→ **BRIEF**
Only lines holding "module" are wanted; copy each of them from the records below.

→ **EXERCISE MATERIALS**
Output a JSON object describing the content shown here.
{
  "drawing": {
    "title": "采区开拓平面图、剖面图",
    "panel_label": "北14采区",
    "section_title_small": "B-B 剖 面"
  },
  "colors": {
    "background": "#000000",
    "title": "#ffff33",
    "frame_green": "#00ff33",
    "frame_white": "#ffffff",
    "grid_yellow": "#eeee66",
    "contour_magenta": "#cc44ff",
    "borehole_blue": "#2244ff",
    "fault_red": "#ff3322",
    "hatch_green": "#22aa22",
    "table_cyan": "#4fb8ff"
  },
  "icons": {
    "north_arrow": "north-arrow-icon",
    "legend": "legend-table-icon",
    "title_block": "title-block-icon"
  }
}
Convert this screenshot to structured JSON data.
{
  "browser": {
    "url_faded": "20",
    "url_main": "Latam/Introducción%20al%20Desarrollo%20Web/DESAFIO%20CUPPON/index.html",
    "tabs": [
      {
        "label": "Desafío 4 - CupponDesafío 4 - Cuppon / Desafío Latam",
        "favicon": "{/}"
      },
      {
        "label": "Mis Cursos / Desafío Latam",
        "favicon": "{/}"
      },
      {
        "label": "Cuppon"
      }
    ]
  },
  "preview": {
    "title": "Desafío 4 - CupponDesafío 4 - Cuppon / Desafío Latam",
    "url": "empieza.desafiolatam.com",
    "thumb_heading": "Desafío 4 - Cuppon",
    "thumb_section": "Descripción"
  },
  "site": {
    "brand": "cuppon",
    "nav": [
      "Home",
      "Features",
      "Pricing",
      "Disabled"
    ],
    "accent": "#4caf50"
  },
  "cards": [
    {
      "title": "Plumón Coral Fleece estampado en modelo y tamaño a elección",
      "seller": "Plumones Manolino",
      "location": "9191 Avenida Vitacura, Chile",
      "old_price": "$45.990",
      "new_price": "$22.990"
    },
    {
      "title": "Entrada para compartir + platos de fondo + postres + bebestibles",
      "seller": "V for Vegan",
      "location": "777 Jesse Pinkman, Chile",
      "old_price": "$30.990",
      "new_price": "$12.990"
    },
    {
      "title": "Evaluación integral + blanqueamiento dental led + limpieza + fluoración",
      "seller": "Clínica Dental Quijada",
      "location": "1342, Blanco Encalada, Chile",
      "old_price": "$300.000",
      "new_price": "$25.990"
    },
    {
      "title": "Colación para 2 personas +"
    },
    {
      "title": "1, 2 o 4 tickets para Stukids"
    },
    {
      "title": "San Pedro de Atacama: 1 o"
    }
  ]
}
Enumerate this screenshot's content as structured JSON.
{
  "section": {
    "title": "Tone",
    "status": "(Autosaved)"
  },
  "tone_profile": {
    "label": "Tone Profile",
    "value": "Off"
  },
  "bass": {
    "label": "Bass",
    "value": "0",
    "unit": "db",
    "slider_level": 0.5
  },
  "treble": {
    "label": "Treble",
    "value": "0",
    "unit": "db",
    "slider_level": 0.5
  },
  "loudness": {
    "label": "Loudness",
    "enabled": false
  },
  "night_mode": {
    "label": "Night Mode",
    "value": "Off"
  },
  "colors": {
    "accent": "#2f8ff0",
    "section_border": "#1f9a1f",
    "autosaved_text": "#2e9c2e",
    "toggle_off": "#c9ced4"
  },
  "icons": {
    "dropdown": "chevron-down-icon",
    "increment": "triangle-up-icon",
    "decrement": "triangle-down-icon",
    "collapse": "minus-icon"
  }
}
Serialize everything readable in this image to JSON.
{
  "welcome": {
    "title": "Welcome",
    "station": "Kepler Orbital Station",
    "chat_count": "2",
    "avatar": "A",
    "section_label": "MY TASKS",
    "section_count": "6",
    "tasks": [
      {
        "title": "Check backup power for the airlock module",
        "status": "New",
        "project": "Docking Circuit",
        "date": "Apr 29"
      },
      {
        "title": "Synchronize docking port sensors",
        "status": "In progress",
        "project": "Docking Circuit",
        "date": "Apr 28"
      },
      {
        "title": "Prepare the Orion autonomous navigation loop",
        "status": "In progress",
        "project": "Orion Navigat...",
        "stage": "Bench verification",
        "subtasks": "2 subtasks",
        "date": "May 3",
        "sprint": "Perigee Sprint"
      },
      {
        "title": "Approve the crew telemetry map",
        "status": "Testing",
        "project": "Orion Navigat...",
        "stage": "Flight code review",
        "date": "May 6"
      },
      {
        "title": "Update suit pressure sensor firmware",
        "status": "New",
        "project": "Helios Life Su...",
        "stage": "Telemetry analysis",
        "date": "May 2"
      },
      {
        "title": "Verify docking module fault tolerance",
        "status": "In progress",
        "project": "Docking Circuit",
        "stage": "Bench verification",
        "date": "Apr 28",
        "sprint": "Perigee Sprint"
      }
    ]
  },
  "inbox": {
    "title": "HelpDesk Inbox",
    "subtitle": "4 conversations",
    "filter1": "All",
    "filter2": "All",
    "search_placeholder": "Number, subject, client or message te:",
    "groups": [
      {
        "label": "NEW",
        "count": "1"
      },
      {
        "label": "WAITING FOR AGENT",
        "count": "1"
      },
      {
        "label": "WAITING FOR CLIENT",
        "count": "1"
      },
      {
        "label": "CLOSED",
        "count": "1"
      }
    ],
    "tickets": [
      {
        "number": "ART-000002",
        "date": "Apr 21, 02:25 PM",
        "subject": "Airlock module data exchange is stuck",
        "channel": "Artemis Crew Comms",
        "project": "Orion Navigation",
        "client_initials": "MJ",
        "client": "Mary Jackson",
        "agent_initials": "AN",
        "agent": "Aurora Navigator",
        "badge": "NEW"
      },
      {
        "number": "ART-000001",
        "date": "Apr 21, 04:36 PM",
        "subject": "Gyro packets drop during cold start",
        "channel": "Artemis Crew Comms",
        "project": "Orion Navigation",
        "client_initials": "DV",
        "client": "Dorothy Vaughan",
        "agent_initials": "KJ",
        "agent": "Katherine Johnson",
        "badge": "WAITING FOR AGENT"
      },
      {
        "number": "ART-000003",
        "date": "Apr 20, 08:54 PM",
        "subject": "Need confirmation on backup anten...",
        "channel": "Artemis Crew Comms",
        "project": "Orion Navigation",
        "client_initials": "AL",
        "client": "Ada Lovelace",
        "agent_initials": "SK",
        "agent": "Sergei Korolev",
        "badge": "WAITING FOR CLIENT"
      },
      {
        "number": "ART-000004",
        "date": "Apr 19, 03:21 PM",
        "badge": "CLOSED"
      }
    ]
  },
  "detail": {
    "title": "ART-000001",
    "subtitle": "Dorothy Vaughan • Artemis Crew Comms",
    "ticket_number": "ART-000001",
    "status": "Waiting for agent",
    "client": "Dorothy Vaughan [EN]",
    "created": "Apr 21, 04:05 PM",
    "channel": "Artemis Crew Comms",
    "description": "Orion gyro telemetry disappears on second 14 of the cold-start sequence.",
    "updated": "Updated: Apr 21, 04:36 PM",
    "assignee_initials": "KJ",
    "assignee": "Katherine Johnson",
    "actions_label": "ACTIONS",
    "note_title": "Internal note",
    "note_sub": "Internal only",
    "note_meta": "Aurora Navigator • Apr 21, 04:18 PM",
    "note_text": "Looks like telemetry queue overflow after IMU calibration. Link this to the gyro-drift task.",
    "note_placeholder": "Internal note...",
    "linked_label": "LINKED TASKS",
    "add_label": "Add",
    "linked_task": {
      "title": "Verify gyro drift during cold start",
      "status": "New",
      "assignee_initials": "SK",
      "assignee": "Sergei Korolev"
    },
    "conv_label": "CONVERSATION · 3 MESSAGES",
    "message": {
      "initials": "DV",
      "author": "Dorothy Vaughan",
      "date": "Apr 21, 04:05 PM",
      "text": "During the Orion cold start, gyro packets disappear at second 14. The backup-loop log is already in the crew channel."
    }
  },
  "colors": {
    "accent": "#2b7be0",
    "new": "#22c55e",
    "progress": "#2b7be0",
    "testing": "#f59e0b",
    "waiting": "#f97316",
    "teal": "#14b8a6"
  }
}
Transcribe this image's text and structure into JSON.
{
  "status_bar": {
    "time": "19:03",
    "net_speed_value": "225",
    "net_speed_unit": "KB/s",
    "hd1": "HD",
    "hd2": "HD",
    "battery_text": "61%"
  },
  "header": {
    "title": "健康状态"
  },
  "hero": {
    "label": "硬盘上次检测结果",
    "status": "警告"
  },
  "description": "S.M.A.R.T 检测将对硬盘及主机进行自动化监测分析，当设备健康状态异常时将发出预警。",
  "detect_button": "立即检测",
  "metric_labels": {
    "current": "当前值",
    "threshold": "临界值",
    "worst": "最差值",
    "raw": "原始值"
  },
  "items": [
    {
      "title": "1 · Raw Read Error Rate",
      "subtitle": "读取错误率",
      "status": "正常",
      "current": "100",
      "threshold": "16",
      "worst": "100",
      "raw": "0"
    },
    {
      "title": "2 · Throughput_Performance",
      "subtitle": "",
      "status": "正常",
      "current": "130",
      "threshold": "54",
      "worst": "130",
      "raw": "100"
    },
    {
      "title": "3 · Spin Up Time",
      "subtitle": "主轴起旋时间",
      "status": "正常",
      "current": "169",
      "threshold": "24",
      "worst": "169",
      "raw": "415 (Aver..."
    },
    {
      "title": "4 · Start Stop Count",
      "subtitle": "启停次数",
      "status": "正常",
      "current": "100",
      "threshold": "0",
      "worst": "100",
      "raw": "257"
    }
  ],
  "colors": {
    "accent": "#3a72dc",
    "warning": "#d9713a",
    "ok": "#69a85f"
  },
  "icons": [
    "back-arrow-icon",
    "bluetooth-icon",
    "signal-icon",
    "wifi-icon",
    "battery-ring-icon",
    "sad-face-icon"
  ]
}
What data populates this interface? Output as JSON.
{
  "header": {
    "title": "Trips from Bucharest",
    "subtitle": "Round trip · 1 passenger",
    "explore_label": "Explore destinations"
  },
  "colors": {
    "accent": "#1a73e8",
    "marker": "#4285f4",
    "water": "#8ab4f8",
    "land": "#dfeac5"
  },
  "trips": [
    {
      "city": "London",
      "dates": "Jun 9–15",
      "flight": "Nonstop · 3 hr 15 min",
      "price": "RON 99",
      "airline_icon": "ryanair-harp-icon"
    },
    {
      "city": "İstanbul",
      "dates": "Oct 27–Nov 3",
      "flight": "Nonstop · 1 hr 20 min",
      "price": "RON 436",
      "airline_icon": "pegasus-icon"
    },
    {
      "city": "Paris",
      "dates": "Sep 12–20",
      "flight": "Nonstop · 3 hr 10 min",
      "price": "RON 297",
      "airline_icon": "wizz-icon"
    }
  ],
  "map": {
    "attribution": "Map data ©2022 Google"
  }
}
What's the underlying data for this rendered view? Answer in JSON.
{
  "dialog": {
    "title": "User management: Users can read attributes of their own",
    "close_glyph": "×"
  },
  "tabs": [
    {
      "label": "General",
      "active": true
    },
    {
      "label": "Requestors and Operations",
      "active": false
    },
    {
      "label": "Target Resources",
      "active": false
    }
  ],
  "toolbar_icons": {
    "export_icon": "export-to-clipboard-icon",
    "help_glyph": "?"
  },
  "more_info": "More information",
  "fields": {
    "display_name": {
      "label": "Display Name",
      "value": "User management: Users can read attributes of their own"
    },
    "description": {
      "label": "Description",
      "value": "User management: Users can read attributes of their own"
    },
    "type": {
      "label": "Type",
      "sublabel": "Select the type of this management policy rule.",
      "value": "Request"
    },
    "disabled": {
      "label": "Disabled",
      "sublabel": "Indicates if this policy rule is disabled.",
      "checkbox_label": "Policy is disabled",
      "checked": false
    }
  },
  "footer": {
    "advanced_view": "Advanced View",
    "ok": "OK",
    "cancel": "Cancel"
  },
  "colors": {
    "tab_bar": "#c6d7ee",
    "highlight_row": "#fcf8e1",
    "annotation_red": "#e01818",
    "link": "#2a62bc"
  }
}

→ **ANSWER FOR THE TASK**
        "title": "Check backup power for the airlock module",
        "title": "Verify docking module fault tolerance",
        "subject": "Airlock module data exchange is stuck",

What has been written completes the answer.